**WORK TO BE COMPLETED**
Without changing a word, return the listing below, minus its images.

**DATA EXCERPTS**
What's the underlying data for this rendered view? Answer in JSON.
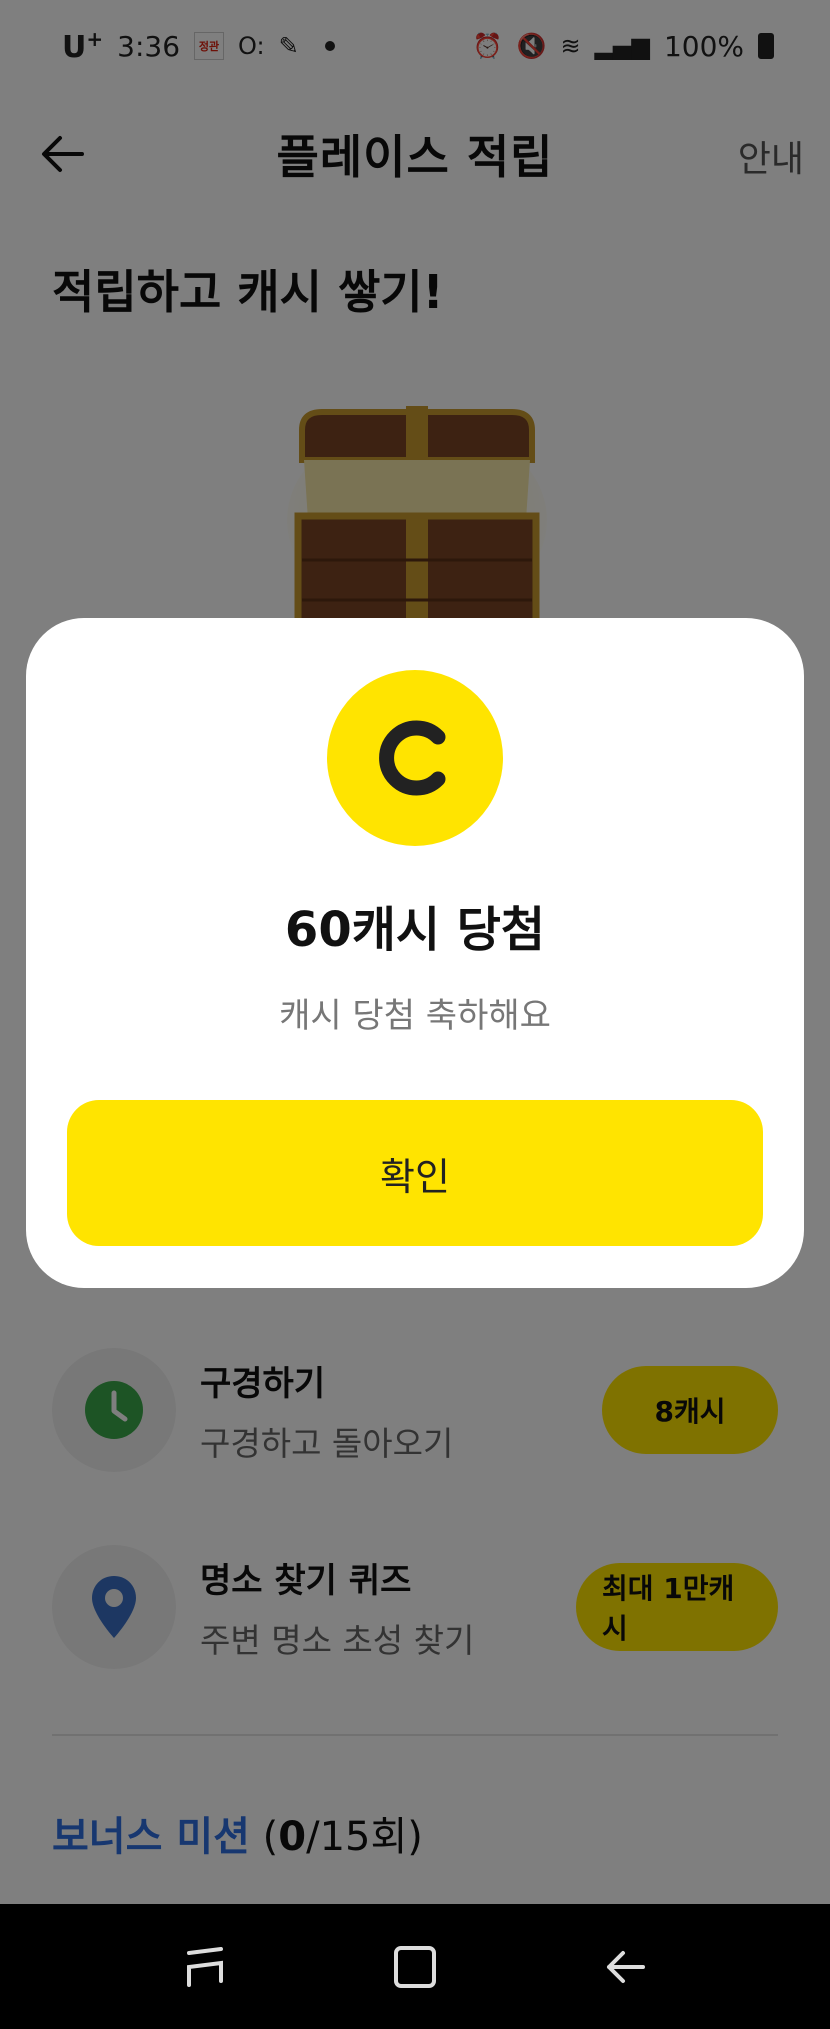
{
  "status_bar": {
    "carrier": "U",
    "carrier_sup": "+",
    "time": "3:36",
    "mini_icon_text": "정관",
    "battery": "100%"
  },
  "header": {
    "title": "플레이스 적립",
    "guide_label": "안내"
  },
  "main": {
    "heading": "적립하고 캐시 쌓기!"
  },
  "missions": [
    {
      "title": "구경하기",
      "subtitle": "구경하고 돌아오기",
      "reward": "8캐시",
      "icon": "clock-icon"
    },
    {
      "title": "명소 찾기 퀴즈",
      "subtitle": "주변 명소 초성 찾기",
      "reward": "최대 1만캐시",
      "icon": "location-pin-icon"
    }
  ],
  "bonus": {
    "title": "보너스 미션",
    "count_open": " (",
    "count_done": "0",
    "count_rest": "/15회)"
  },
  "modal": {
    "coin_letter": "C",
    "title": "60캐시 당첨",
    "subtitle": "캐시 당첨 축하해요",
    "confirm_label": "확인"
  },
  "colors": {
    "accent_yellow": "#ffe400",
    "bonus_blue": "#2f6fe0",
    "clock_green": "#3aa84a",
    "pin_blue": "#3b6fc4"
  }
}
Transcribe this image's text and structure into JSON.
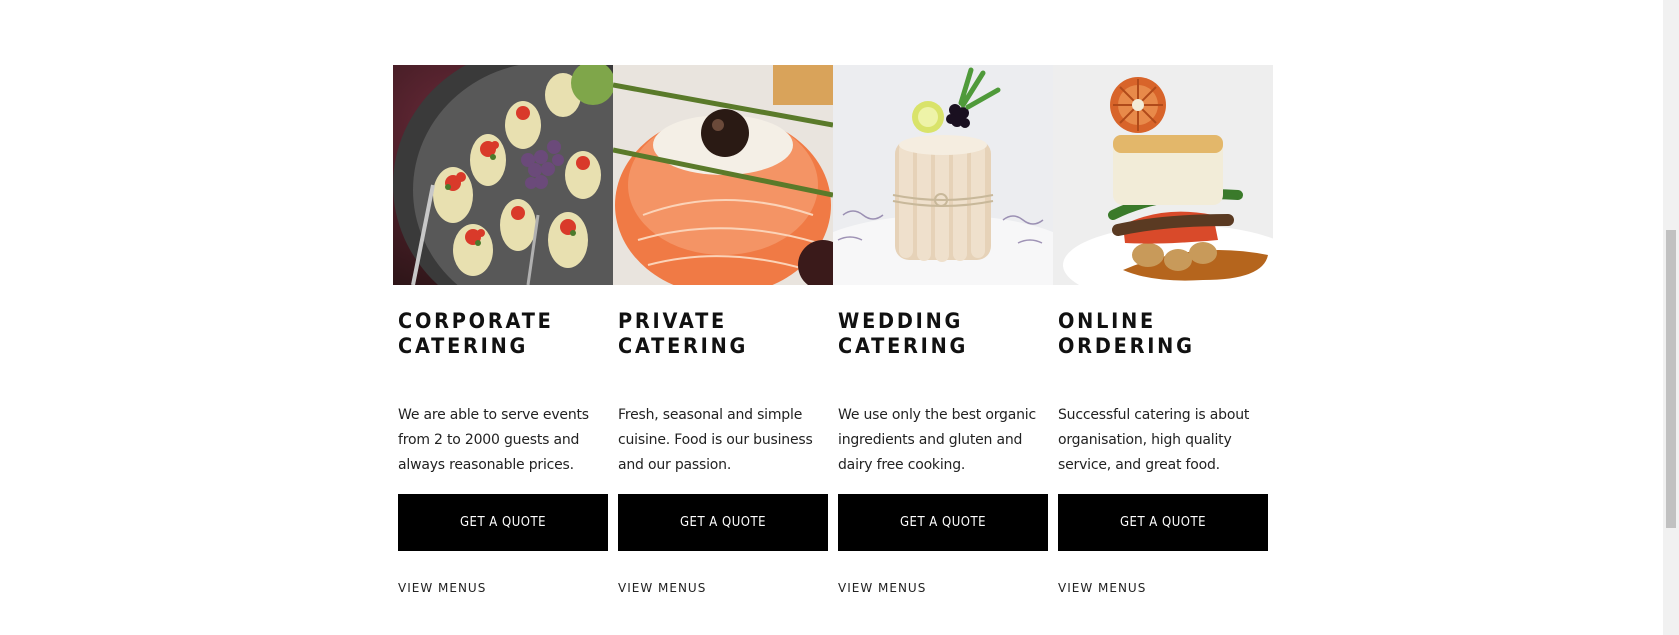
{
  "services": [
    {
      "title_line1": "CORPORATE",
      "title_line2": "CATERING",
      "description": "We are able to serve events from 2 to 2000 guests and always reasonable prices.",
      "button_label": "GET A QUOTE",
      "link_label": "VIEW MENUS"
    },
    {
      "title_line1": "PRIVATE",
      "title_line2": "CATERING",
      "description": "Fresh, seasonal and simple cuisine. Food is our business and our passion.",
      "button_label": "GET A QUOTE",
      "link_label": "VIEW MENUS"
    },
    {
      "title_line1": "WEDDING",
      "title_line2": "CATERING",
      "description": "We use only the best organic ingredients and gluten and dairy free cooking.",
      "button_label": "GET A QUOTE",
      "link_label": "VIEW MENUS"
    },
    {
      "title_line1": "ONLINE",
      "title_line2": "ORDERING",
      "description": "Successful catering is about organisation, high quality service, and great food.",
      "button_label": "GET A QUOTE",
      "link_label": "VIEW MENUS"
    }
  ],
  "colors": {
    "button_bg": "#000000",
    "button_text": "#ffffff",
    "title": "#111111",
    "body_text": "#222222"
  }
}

**RESULT FOR THIS TASK**
What's the underlying data for this rendered view? Answer in JSON.
{
  "status_bar": {
    "carrier": "U",
    "carrier_sup": "+",
    "time": "3:36",
    "mini_icon_text": "정관",
    "battery": "100%"
  },
  "header": {
    "title": "플레이스 적립",
    "guide_label": "안내"
  },
  "main": {
    "heading": "적립하고 캐시 쌓기!"
  },
  "missions": [
    {
      "title": "구경하기",
      "subtitle": "구경하고 돌아오기",
      "reward": "8캐시",
      "icon": "clock-icon"
    },
    {
      "title": "명소 찾기 퀴즈",
      "subtitle": "주변 명소 초성 찾기",
      "reward": "최대 1만캐시",
      "icon": "location-pin-icon"
    }
  ],
  "bonus": {
    "title": "보너스 미션",
    "count_open": " (",
    "count_done": "0",
    "count_rest": "/15회)"
  },
  "modal": {
    "coin_letter": "C",
    "title": "60캐시 당첨",
    "subtitle": "캐시 당첨 축하해요",
    "confirm_label": "확인"
  },
  "colors": {
    "accent_yellow": "#ffe400",
    "bonus_blue": "#2f6fe0",
    "clock_green": "#3aa84a",
    "pin_blue": "#3b6fc4"
  }
}
Transcribe this image's text and structure into JSON.
{
  "services": [
    {
      "title_line1": "CORPORATE",
      "title_line2": "CATERING",
      "description": "We are able to serve events from 2 to 2000 guests and always reasonable prices.",
      "button_label": "GET A QUOTE",
      "link_label": "VIEW MENUS"
    },
    {
      "title_line1": "PRIVATE",
      "title_line2": "CATERING",
      "description": "Fresh, seasonal and simple cuisine. Food is our business and our passion.",
      "button_label": "GET A QUOTE",
      "link_label": "VIEW MENUS"
    },
    {
      "title_line1": "WEDDING",
      "title_line2": "CATERING",
      "description": "We use only the best organic ingredients and gluten and dairy free cooking.",
      "button_label": "GET A QUOTE",
      "link_label": "VIEW MENUS"
    },
    {
      "title_line1": "ONLINE",
      "title_line2": "ORDERING",
      "description": "Successful catering is about organisation, high quality service, and great food.",
      "button_label": "GET A QUOTE",
      "link_label": "VIEW MENUS"
    }
  ],
  "colors": {
    "button_bg": "#000000",
    "button_text": "#ffffff",
    "title": "#111111",
    "body_text": "#222222"
  }
}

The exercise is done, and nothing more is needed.